- **EXERCISE DESCRIPTION**
With the images removed, write out each record exactly as given.

- **TASK INPUT**

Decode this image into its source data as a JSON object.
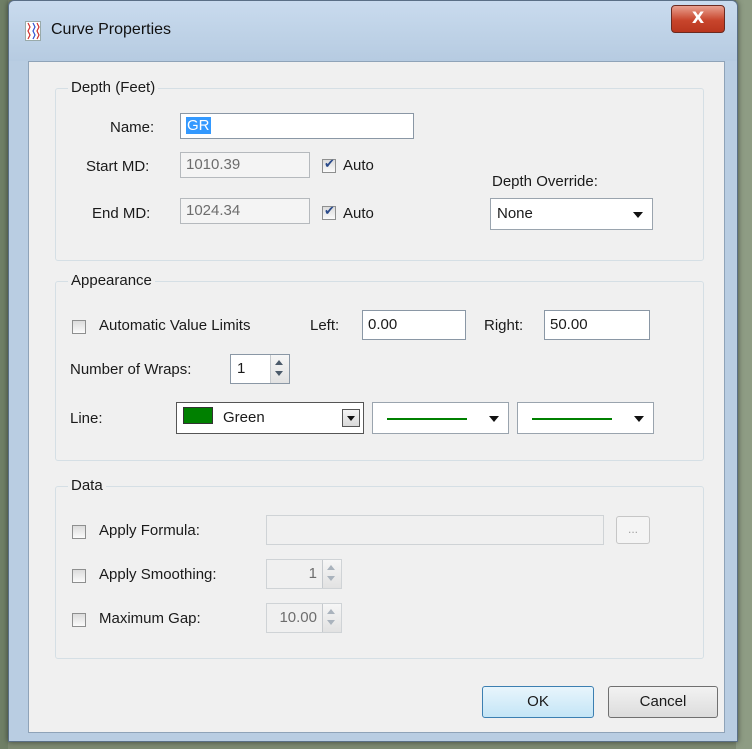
{
  "window": {
    "title": "Curve Properties",
    "close_label": "X"
  },
  "depth": {
    "group_title": "Depth (Feet)",
    "name_label": "Name:",
    "name_value": "GR",
    "start_md_label": "Start MD:",
    "start_md_value": "1010.39",
    "start_auto_label": "Auto",
    "start_auto_checked": true,
    "end_md_label": "End MD:",
    "end_md_value": "1024.34",
    "end_auto_label": "Auto",
    "end_auto_checked": true,
    "override_label": "Depth Override:",
    "override_value": "None"
  },
  "appearance": {
    "group_title": "Appearance",
    "auto_limits_label": "Automatic Value Limits",
    "auto_limits_checked": false,
    "left_label": "Left:",
    "left_value": "0.00",
    "right_label": "Right:",
    "right_value": "50.00",
    "wraps_label": "Number of Wraps:",
    "wraps_value": "1",
    "line_label": "Line:",
    "line_color_name": "Green",
    "line_color_hex": "#008000"
  },
  "data_group": {
    "group_title": "Data",
    "formula_label": "Apply Formula:",
    "formula_checked": false,
    "formula_value": "",
    "browse_label": "...",
    "smoothing_label": "Apply Smoothing:",
    "smoothing_checked": false,
    "smoothing_value": "1",
    "gap_label": "Maximum Gap:",
    "gap_checked": false,
    "gap_value": "10.00"
  },
  "buttons": {
    "ok_label": "OK",
    "cancel_label": "Cancel"
  }
}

- **RESULT OF THE TASK**
Decode this image into its source data as a JSON object.
{
  "window": {
    "title": "Curve Properties",
    "close_label": "X"
  },
  "depth": {
    "group_title": "Depth (Feet)",
    "name_label": "Name:",
    "name_value": "GR",
    "start_md_label": "Start MD:",
    "start_md_value": "1010.39",
    "start_auto_label": "Auto",
    "start_auto_checked": true,
    "end_md_label": "End MD:",
    "end_md_value": "1024.34",
    "end_auto_label": "Auto",
    "end_auto_checked": true,
    "override_label": "Depth Override:",
    "override_value": "None"
  },
  "appearance": {
    "group_title": "Appearance",
    "auto_limits_label": "Automatic Value Limits",
    "auto_limits_checked": false,
    "left_label": "Left:",
    "left_value": "0.00",
    "right_label": "Right:",
    "right_value": "50.00",
    "wraps_label": "Number of Wraps:",
    "wraps_value": "1",
    "line_label": "Line:",
    "line_color_name": "Green",
    "line_color_hex": "#008000"
  },
  "data_group": {
    "group_title": "Data",
    "formula_label": "Apply Formula:",
    "formula_checked": false,
    "formula_value": "",
    "browse_label": "...",
    "smoothing_label": "Apply Smoothing:",
    "smoothing_checked": false,
    "smoothing_value": "1",
    "gap_label": "Maximum Gap:",
    "gap_checked": false,
    "gap_value": "10.00"
  },
  "buttons": {
    "ok_label": "OK",
    "cancel_label": "Cancel"
  }
}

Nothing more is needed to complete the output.